*** Records for the exercise Section Begins ***
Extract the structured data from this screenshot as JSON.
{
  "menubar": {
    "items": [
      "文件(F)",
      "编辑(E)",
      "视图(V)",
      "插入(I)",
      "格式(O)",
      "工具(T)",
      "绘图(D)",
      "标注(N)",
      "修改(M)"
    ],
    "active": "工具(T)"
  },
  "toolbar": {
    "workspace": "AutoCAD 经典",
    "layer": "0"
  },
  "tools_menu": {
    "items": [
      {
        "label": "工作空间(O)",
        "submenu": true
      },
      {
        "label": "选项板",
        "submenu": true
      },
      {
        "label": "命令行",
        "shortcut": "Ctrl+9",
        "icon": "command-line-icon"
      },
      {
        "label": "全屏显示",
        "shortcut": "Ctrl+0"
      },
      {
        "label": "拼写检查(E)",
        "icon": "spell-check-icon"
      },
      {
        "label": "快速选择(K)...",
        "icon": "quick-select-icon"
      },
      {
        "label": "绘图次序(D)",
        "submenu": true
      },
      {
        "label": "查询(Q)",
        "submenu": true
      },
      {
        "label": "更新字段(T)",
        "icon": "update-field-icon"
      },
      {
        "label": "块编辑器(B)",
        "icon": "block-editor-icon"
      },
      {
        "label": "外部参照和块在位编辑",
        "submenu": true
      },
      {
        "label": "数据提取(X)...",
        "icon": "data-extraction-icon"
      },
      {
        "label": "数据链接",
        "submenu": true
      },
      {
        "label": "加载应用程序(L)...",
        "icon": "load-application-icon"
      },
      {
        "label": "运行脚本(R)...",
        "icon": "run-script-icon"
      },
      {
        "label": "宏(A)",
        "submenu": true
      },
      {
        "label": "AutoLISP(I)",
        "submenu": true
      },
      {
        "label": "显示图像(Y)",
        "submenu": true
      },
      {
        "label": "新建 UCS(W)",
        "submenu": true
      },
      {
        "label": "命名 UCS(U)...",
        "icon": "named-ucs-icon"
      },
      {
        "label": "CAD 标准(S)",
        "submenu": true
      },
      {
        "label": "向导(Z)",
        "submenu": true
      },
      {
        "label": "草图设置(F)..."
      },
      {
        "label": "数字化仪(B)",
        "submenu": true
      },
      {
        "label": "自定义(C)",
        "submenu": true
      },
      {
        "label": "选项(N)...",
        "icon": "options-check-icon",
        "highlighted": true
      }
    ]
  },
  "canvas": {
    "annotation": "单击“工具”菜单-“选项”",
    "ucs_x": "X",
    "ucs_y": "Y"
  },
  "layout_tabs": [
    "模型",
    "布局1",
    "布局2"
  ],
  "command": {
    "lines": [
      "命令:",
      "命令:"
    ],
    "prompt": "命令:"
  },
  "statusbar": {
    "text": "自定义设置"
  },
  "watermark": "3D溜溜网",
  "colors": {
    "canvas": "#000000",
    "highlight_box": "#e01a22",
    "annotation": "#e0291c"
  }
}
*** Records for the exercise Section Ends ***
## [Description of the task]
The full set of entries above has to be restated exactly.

## [Output for this task]
Extract the structured data from this screenshot as JSON.
{
  "menubar": {
    "items": [
      "文件(F)",
      "编辑(E)",
      "视图(V)",
      "插入(I)",
      "格式(O)",
      "工具(T)",
      "绘图(D)",
      "标注(N)",
      "修改(M)"
    ],
    "active": "工具(T)"
  },
  "toolbar": {
    "workspace": "AutoCAD 经典",
    "layer": "0"
  },
  "tools_menu": {
    "items": [
      {
        "label": "工作空间(O)",
        "submenu": true
      },
      {
        "label": "选项板",
        "submenu": true
      },
      {
        "label": "命令行",
        "shortcut": "Ctrl+9",
        "icon": "command-line-icon"
      },
      {
        "label": "全屏显示",
        "shortcut": "Ctrl+0"
      },
      {
        "label": "拼写检查(E)",
        "icon": "spell-check-icon"
      },
      {
        "label": "快速选择(K)...",
        "icon": "quick-select-icon"
      },
      {
        "label": "绘图次序(D)",
        "submenu": true
      },
      {
        "label": "查询(Q)",
        "submenu": true
      },
      {
        "label": "更新字段(T)",
        "icon": "update-field-icon"
      },
      {
        "label": "块编辑器(B)",
        "icon": "block-editor-icon"
      },
      {
        "label": "外部参照和块在位编辑",
        "submenu": true
      },
      {
        "label": "数据提取(X)...",
        "icon": "data-extraction-icon"
      },
      {
        "label": "数据链接",
        "submenu": true
      },
      {
        "label": "加载应用程序(L)...",
        "icon": "load-application-icon"
      },
      {
        "label": "运行脚本(R)...",
        "icon": "run-script-icon"
      },
      {
        "label": "宏(A)",
        "submenu": true
      },
      {
        "label": "AutoLISP(I)",
        "submenu": true
      },
      {
        "label": "显示图像(Y)",
        "submenu": true
      },
      {
        "label": "新建 UCS(W)",
        "submenu": true
      },
      {
        "label": "命名 UCS(U)...",
        "icon": "named-ucs-icon"
      },
      {
        "label": "CAD 标准(S)",
        "submenu": true
      },
      {
        "label": "向导(Z)",
        "submenu": true
      },
      {
        "label": "草图设置(F)..."
      },
      {
        "label": "数字化仪(B)",
        "submenu": true
      },
      {
        "label": "自定义(C)",
        "submenu": true
      },
      {
        "label": "选项(N)...",
        "icon": "options-check-icon",
        "highlighted": true
      }
    ]
  },
  "canvas": {
    "annotation": "单击“工具”菜单-“选项”",
    "ucs_x": "X",
    "ucs_y": "Y"
  },
  "layout_tabs": [
    "模型",
    "布局1",
    "布局2"
  ],
  "command": {
    "lines": [
      "命令:",
      "命令:"
    ],
    "prompt": "命令:"
  },
  "statusbar": {
    "text": "自定义设置"
  },
  "watermark": "3D溜溜网",
  "colors": {
    "canvas": "#000000",
    "highlight_box": "#e01a22",
    "annotation": "#e0291c"
  }
}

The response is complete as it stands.